Based on the described method of visualization of file contents one conducted the research of statistical properties of files with well-known formats in comparison with files with pseudorandom data. As a result the threshold values for arithmetic mean and variance were obtained for file contents as well as wavelet coefficients with Haar mother wavelet. These results allows to develop software, which architecture is shown below on fig. 13.
Fig 13. Software architecture
Transmitted data are marked in fig. 13 over the arrows among the subsystems.
Software is written in C# for Microsoft Windows operating systems and file system NTFS.
The results of its testing are given in section “Results and discussion”.
Testing of developed program was performed on collection «filetypes1» [12] that contains files of different formats and files with pseudorandom data. The collection consists 1 793 different files, including 445 files with pseudorandom data for which results in table 2 are listed separately.
The proposed approach was tested using and window fragments excluding file headers. Test results are shown in Table 2, Table 3 and are compared with test results of Chi-square test for uniformity with level of significance 0.01 for the same collection.
Table 2 Type I error as a result of the experiment
Evaluated Value
Name of the collection |
Number of files |
The proposed method Type I error () |
The proposed method Type I error () |
The proposed method Type I error ( and and statistics) |
Chi-squared test Type I error |
filetypes1 (pseudorandom) |
445 |
0% |
0% |
0% |
1,798% |
Table 3. Type II error as a result of the experiment
Evaluated Value
Name of the collection |
Number of files |
The proposed method Type II error () |
The proposed method Type II error () |
The proposed method Type II error ( and and statistics) |
Chi-squared test Type II error |
filetypes1 |
1 348 |
9,718% |
8,754 |
7,806% |
7,715% |
Experiment shows that proposed method reduces type I error to zero, type II error is contributed by files of jb2 format that is a graphical one and is not spread widely. Moreover, all existing tests define files of this format as pseudorandom. Excluding this format makes type II error less than 1%. By the way, type I error for Chi-square test for uniformity can be reduced by decreasing the value of significance level but this leads to the considerable increase of type II error.
During forensic expertise the searching for pseudorandom data is an important step. Existing approaches are based on statistical tests for assessment of properties of pseudorandom data. Some tests are not adapted for use in file system and don’t take into account file formats specific.
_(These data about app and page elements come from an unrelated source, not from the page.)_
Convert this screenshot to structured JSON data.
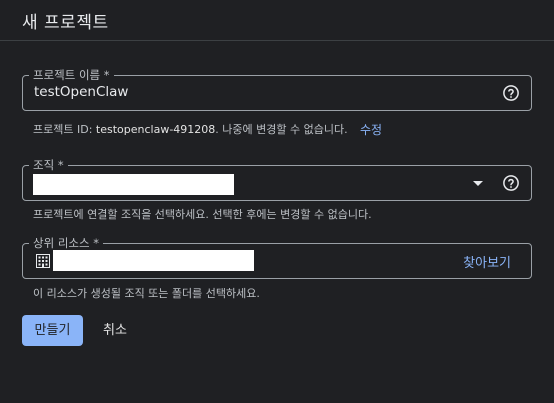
{
  "dialog": {
    "title": "새 프로젝트"
  },
  "project_name": {
    "label": "프로젝트 이름 *",
    "value": "testOpenClaw",
    "help_icon": "help-circle-icon",
    "hint_prefix": "프로젝트 ID: ",
    "project_id": "testopenclaw-491208",
    "hint_suffix": ". 나중에 변경할 수 없습니다.",
    "edit_label": "수정"
  },
  "organization": {
    "label": "조직 *",
    "help_icon": "help-circle-icon",
    "hint": "프로젝트에 연결할 조직을 선택하세요. 선택한 후에는 변경할 수 없습니다."
  },
  "parent_resource": {
    "label": "상위 리소스 *",
    "icon": "building-icon",
    "browse_label": "찾아보기",
    "hint": "이 리소스가 생성될 조직 또는 폴더를 선택하세요."
  },
  "actions": {
    "create_label": "만들기",
    "cancel_label": "취소"
  },
  "colors": {
    "background": "#1f2023",
    "accent": "#8ab4f8",
    "border": "#9aa0a6"
  }
}
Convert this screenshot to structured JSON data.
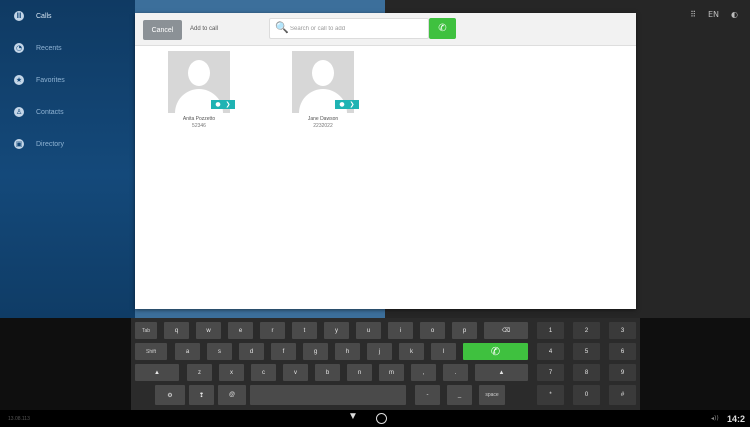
{
  "sidebar": {
    "items": [
      {
        "label": "Calls",
        "icon": "calls-icon",
        "glyph": "ll"
      },
      {
        "label": "Recents",
        "icon": "recents-icon",
        "glyph": "◔"
      },
      {
        "label": "Favorites",
        "icon": "star-icon",
        "glyph": "★"
      },
      {
        "label": "Contacts",
        "icon": "person-icon",
        "glyph": "♙"
      },
      {
        "label": "Directory",
        "icon": "directory-icon",
        "glyph": "▣"
      }
    ]
  },
  "topbar": {
    "grid_glyph": "⠿",
    "lang": "EN",
    "settings_glyph": "◐"
  },
  "dialog": {
    "cancel_label": "Cancel",
    "title": "Add to call",
    "search_placeholder": "Search or call to add",
    "search_glyph": "🔍",
    "call_glyph": "✆",
    "contacts": [
      {
        "name": "Anita Pozzetto",
        "number": "52346"
      },
      {
        "name": "Jane Dawson",
        "number": "2232022"
      }
    ],
    "badge_glyphs": [
      "●",
      "❯"
    ]
  },
  "keyboard": {
    "row1": [
      "Tab",
      "q",
      "w",
      "e",
      "r",
      "t",
      "y",
      "u",
      "i",
      "o",
      "p",
      "⌫"
    ],
    "row2": [
      "Shift",
      "a",
      "s",
      "d",
      "f",
      "g",
      "h",
      "j",
      "k",
      "l"
    ],
    "row3": [
      "▲",
      "z",
      "x",
      "c",
      "v",
      "b",
      "n",
      "m",
      ",",
      ".",
      "▲"
    ],
    "row4": [
      "⚙",
      "❢",
      "@",
      "",
      "-",
      "_",
      "space"
    ],
    "call_glyph": "✆",
    "numpad": [
      "1",
      "2",
      "3",
      "4",
      "5",
      "6",
      "7",
      "8",
      "9",
      "*",
      "0",
      "#"
    ]
  },
  "navbar": {
    "build": "13.08.113",
    "down_glyph": "▼",
    "volume": "◂))",
    "time": "14:2"
  }
}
Moreover, their use for the analysis of all the files in the file system is resource- and time-consuming because they are used together to overlap errors of each other. Other test have significant type I and II errors.
For the clarity and speed of analysis, authors have suggested a method to visualize the distribution of bytes in a file. The result of this analysis is the graphs of the distribution of densities in which pseudorandom data is characterized by the absence of pronounced deviations from the uniform distribution which definition is introduces in the article.
The article contains examples of graphics for different file formats and the difference between distributions for files with pseudorandom data and files with compressed data is shown. One can also search for distribution deviations in the file / sector / cluster itself on the basis of the proposed method of visualizing the content.
Based on proposed method of visualization a program was developed that performs searching for pseudorandom data in the file system automatically using statistic values and wavelet transform. Program testing shows that type I error is reduced to zero and type II error for files of spread formats is less than 1%.